The zine was put on hold for the aforementioned SECRET PROJECT. But it's back in business and going to the printer next month. The plan is to have it back by June, and then on sale via our site and at COMIC-CON... We'll also have it to sell in person at SPX and our table at APE. Just today I was looking over a new comic by Fart Party's Julia Wertz and transcribing my interview with Fred Schodt. Can't wait to finally get this thing released (and start on issue #2)!


I tried to learn how to draw by posting daily sketches on Thing-a-Day. Much more artistic success was had by Sophia, Hellen, Ryan G and Calvin.

I helped manga editor Jason Thompson (ex-Viz editor of Drifting Classroom, Pulp, Uzumaki etc and author of Manga: The Ultimate Guide) with this manga tasting article, along with Jake Forbes (ex-Tokyopop editor, author of Return to Labyrinth). I don't really know what else to say about it... Check it out and prepare to be beaten into submission by our sheer dorkiness. Happily, we managed to work some Maruo and Umezz into the article's photographs.
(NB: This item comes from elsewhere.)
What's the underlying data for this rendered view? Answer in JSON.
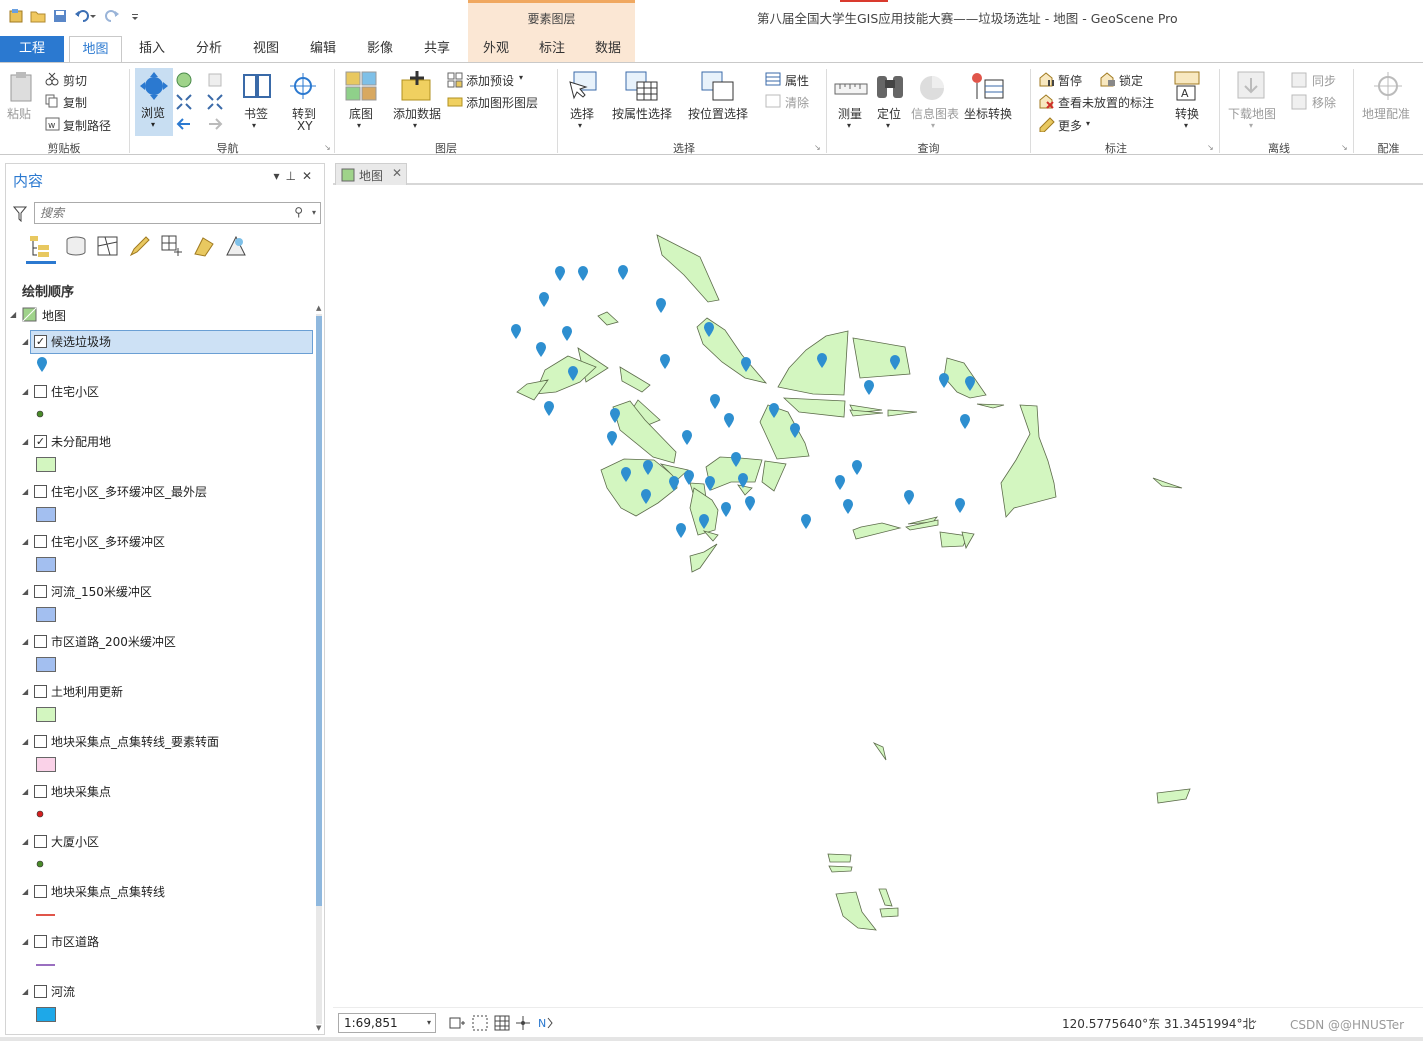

I talked over email Vice's editor-in-chief Jesse. Although he was put off by some of my anti-Vice rhetoric, he is a nice guy and into the blog. He made a really generous offer-- sending us some copies of the Shintaro Kago issue to give out to SH readers! If you have tried to get a copy and haven't managed yet I'll see if I can mail one out to you. First dibs to folks that have been commenting on SH for a while and/or live in a city/country that's hard to track Vice down in.... Drop me an email if that's you and I'll try to get one to you when they arrive (of course, depending on how many we get!)